A few things prompted today’s review of P.J. Clarke’s.
First of all, we’ve been watching a lot of Mad Men, and P.J. Clarke’s is one of the few places in town that still feels like a relic from that era. If you want to get your Roger Sterling on, there is hardly a better place to do it. Show producers even wrote the restaurant into an episode as the setting for a scene in Season 1.
Second, we recently read an article in another publication stating that only recently has New York become a good burger town, now that Pat LaFrieda owns the city and Shake Shack has adopted Chipotle’s expansion plan. We’d like to disagree. P.J. Clarke’s has been rocking a good burger for decades, as have some other NYC classics like Old Town Bar and J.G. Melon. Let’s give the elders some credit.
The only thing we don’t like about P.J. Clarke’s is that it’s almost always insufferably busy. Most of the time the after work crowd is so big that it spills out onto the streets, and the tourist traffic on weekends can make it tough to get a seat.
A classic raw bar with oysters, clams, and some shrimp cocktail. A few drinks and some oysters at the bar are always a good idea, assuming you can actually get to it.
A solid crab cake that can be a nice starter for the table. In an era when pork buns and brussels sprouts seem to be on every menu, and old school appetizer is nice.
The gold standard at P.J. Clarkes, this is their burger with bacon and cheese. The bacon is cooked perfectly, as is the burger, and it’s tasty and satisfying, even if a little on the small side. They recently revamped this guy with a new meat grind and bun, which the jury is still out on for us. We fear change.
If you only come to P.J. Clarke’s to eat fries and drink, you’ll walk away happy. These are crispy, salty, and perfect, and should be on your table no matter what.
Just as tasty as the full size burger, and served with bubble and squeak, which is apparently not a cartoon rat family.
So much lobster roll talk lately.

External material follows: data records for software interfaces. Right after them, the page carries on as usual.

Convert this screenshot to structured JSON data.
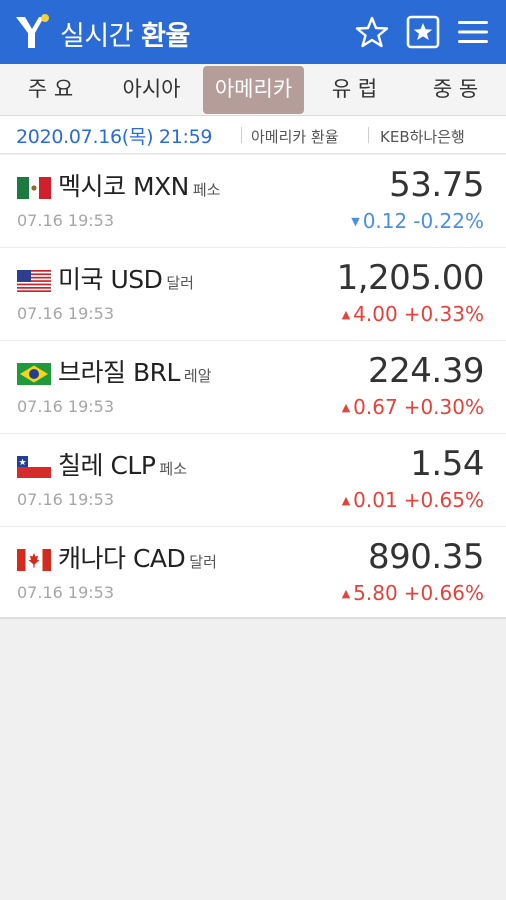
{
  "header": {
    "title_light": "실시간",
    "title_bold": "환율",
    "accent_color": "#2a6bd6"
  },
  "tabs": [
    {
      "label": "주 요",
      "active": false
    },
    {
      "label": "아시아",
      "active": false
    },
    {
      "label": "아메리카",
      "active": true
    },
    {
      "label": "유 럽",
      "active": false
    },
    {
      "label": "중 동",
      "active": false
    }
  ],
  "info": {
    "datetime": "2020.07.16(목) 21:59",
    "category": "아메리카 환율",
    "bank": "KEB하나은행"
  },
  "currencies": [
    {
      "flag": "mexico-flag",
      "name": "멕시코 MXN",
      "unit": "페소",
      "time": "07.16 19:53",
      "price": "53.75",
      "direction": "down",
      "change": "0.12",
      "percent": "-0.22%"
    },
    {
      "flag": "usa-flag",
      "name": "미국 USD",
      "unit": "달러",
      "time": "07.16 19:53",
      "price": "1,205.00",
      "direction": "up",
      "change": "4.00",
      "percent": "+0.33%"
    },
    {
      "flag": "brazil-flag",
      "name": "브라질 BRL",
      "unit": "레알",
      "time": "07.16 19:53",
      "price": "224.39",
      "direction": "up",
      "change": "0.67",
      "percent": "+0.30%"
    },
    {
      "flag": "chile-flag",
      "name": "칠레 CLP",
      "unit": "페소",
      "time": "07.16 19:53",
      "price": "1.54",
      "direction": "up",
      "change": "0.01",
      "percent": "+0.65%"
    },
    {
      "flag": "canada-flag",
      "name": "캐나다 CAD",
      "unit": "달러",
      "time": "07.16 19:53",
      "price": "890.35",
      "direction": "up",
      "change": "5.80",
      "percent": "+0.66%"
    }
  ],
  "colors": {
    "up": "#e8403a",
    "down": "#4a90e2",
    "active_tab": "#b59d9a"
  }
}
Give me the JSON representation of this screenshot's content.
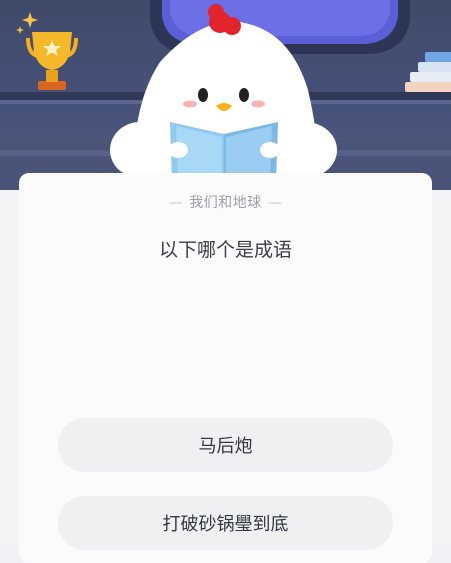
{
  "quiz": {
    "category": "我们和地球",
    "question": "以下哪个是成语",
    "options": [
      {
        "label": "马后炮"
      },
      {
        "label": "打破砂锅璺到底"
      }
    ]
  },
  "colors": {
    "background_scene": "#47527a",
    "card": "#fbfbfc",
    "option_bg": "#eef0f2",
    "chick_comb": "#e3242b",
    "book": "#8fc9f0",
    "trophy": "#f2b01e"
  },
  "icons": [
    "trophy-icon",
    "star-icon",
    "sparkle-icon",
    "books-icon",
    "chick-mascot"
  ]
}
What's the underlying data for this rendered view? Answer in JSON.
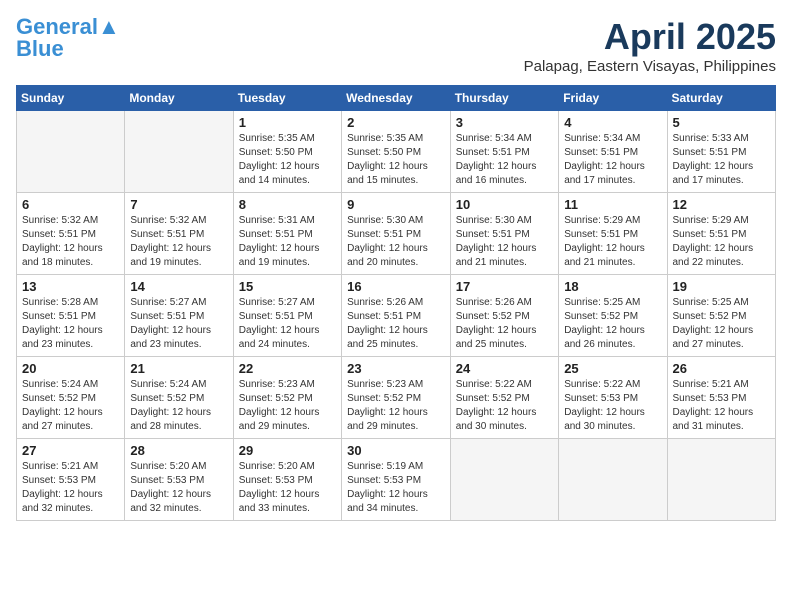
{
  "header": {
    "logo_line1": "General",
    "logo_line2": "Blue",
    "month_title": "April 2025",
    "location": "Palapag, Eastern Visayas, Philippines"
  },
  "weekdays": [
    "Sunday",
    "Monday",
    "Tuesday",
    "Wednesday",
    "Thursday",
    "Friday",
    "Saturday"
  ],
  "weeks": [
    [
      {
        "day": "",
        "sunrise": "",
        "sunset": "",
        "daylight": ""
      },
      {
        "day": "",
        "sunrise": "",
        "sunset": "",
        "daylight": ""
      },
      {
        "day": "1",
        "sunrise": "Sunrise: 5:35 AM",
        "sunset": "Sunset: 5:50 PM",
        "daylight": "Daylight: 12 hours and 14 minutes."
      },
      {
        "day": "2",
        "sunrise": "Sunrise: 5:35 AM",
        "sunset": "Sunset: 5:50 PM",
        "daylight": "Daylight: 12 hours and 15 minutes."
      },
      {
        "day": "3",
        "sunrise": "Sunrise: 5:34 AM",
        "sunset": "Sunset: 5:51 PM",
        "daylight": "Daylight: 12 hours and 16 minutes."
      },
      {
        "day": "4",
        "sunrise": "Sunrise: 5:34 AM",
        "sunset": "Sunset: 5:51 PM",
        "daylight": "Daylight: 12 hours and 17 minutes."
      },
      {
        "day": "5",
        "sunrise": "Sunrise: 5:33 AM",
        "sunset": "Sunset: 5:51 PM",
        "daylight": "Daylight: 12 hours and 17 minutes."
      }
    ],
    [
      {
        "day": "6",
        "sunrise": "Sunrise: 5:32 AM",
        "sunset": "Sunset: 5:51 PM",
        "daylight": "Daylight: 12 hours and 18 minutes."
      },
      {
        "day": "7",
        "sunrise": "Sunrise: 5:32 AM",
        "sunset": "Sunset: 5:51 PM",
        "daylight": "Daylight: 12 hours and 19 minutes."
      },
      {
        "day": "8",
        "sunrise": "Sunrise: 5:31 AM",
        "sunset": "Sunset: 5:51 PM",
        "daylight": "Daylight: 12 hours and 19 minutes."
      },
      {
        "day": "9",
        "sunrise": "Sunrise: 5:30 AM",
        "sunset": "Sunset: 5:51 PM",
        "daylight": "Daylight: 12 hours and 20 minutes."
      },
      {
        "day": "10",
        "sunrise": "Sunrise: 5:30 AM",
        "sunset": "Sunset: 5:51 PM",
        "daylight": "Daylight: 12 hours and 21 minutes."
      },
      {
        "day": "11",
        "sunrise": "Sunrise: 5:29 AM",
        "sunset": "Sunset: 5:51 PM",
        "daylight": "Daylight: 12 hours and 21 minutes."
      },
      {
        "day": "12",
        "sunrise": "Sunrise: 5:29 AM",
        "sunset": "Sunset: 5:51 PM",
        "daylight": "Daylight: 12 hours and 22 minutes."
      }
    ],
    [
      {
        "day": "13",
        "sunrise": "Sunrise: 5:28 AM",
        "sunset": "Sunset: 5:51 PM",
        "daylight": "Daylight: 12 hours and 23 minutes."
      },
      {
        "day": "14",
        "sunrise": "Sunrise: 5:27 AM",
        "sunset": "Sunset: 5:51 PM",
        "daylight": "Daylight: 12 hours and 23 minutes."
      },
      {
        "day": "15",
        "sunrise": "Sunrise: 5:27 AM",
        "sunset": "Sunset: 5:51 PM",
        "daylight": "Daylight: 12 hours and 24 minutes."
      },
      {
        "day": "16",
        "sunrise": "Sunrise: 5:26 AM",
        "sunset": "Sunset: 5:51 PM",
        "daylight": "Daylight: 12 hours and 25 minutes."
      },
      {
        "day": "17",
        "sunrise": "Sunrise: 5:26 AM",
        "sunset": "Sunset: 5:52 PM",
        "daylight": "Daylight: 12 hours and 25 minutes."
      },
      {
        "day": "18",
        "sunrise": "Sunrise: 5:25 AM",
        "sunset": "Sunset: 5:52 PM",
        "daylight": "Daylight: 12 hours and 26 minutes."
      },
      {
        "day": "19",
        "sunrise": "Sunrise: 5:25 AM",
        "sunset": "Sunset: 5:52 PM",
        "daylight": "Daylight: 12 hours and 27 minutes."
      }
    ],
    [
      {
        "day": "20",
        "sunrise": "Sunrise: 5:24 AM",
        "sunset": "Sunset: 5:52 PM",
        "daylight": "Daylight: 12 hours and 27 minutes."
      },
      {
        "day": "21",
        "sunrise": "Sunrise: 5:24 AM",
        "sunset": "Sunset: 5:52 PM",
        "daylight": "Daylight: 12 hours and 28 minutes."
      },
      {
        "day": "22",
        "sunrise": "Sunrise: 5:23 AM",
        "sunset": "Sunset: 5:52 PM",
        "daylight": "Daylight: 12 hours and 29 minutes."
      },
      {
        "day": "23",
        "sunrise": "Sunrise: 5:23 AM",
        "sunset": "Sunset: 5:52 PM",
        "daylight": "Daylight: 12 hours and 29 minutes."
      },
      {
        "day": "24",
        "sunrise": "Sunrise: 5:22 AM",
        "sunset": "Sunset: 5:52 PM",
        "daylight": "Daylight: 12 hours and 30 minutes."
      },
      {
        "day": "25",
        "sunrise": "Sunrise: 5:22 AM",
        "sunset": "Sunset: 5:53 PM",
        "daylight": "Daylight: 12 hours and 30 minutes."
      },
      {
        "day": "26",
        "sunrise": "Sunrise: 5:21 AM",
        "sunset": "Sunset: 5:53 PM",
        "daylight": "Daylight: 12 hours and 31 minutes."
      }
    ],
    [
      {
        "day": "27",
        "sunrise": "Sunrise: 5:21 AM",
        "sunset": "Sunset: 5:53 PM",
        "daylight": "Daylight: 12 hours and 32 minutes."
      },
      {
        "day": "28",
        "sunrise": "Sunrise: 5:20 AM",
        "sunset": "Sunset: 5:53 PM",
        "daylight": "Daylight: 12 hours and 32 minutes."
      },
      {
        "day": "29",
        "sunrise": "Sunrise: 5:20 AM",
        "sunset": "Sunset: 5:53 PM",
        "daylight": "Daylight: 12 hours and 33 minutes."
      },
      {
        "day": "30",
        "sunrise": "Sunrise: 5:19 AM",
        "sunset": "Sunset: 5:53 PM",
        "daylight": "Daylight: 12 hours and 34 minutes."
      },
      {
        "day": "",
        "sunrise": "",
        "sunset": "",
        "daylight": ""
      },
      {
        "day": "",
        "sunrise": "",
        "sunset": "",
        "daylight": ""
      },
      {
        "day": "",
        "sunrise": "",
        "sunset": "",
        "daylight": ""
      }
    ]
  ]
}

Unfortunately, we felt it our duty to weigh in on P.J. Clarke’s, which is somehow boring and a bit too chewy.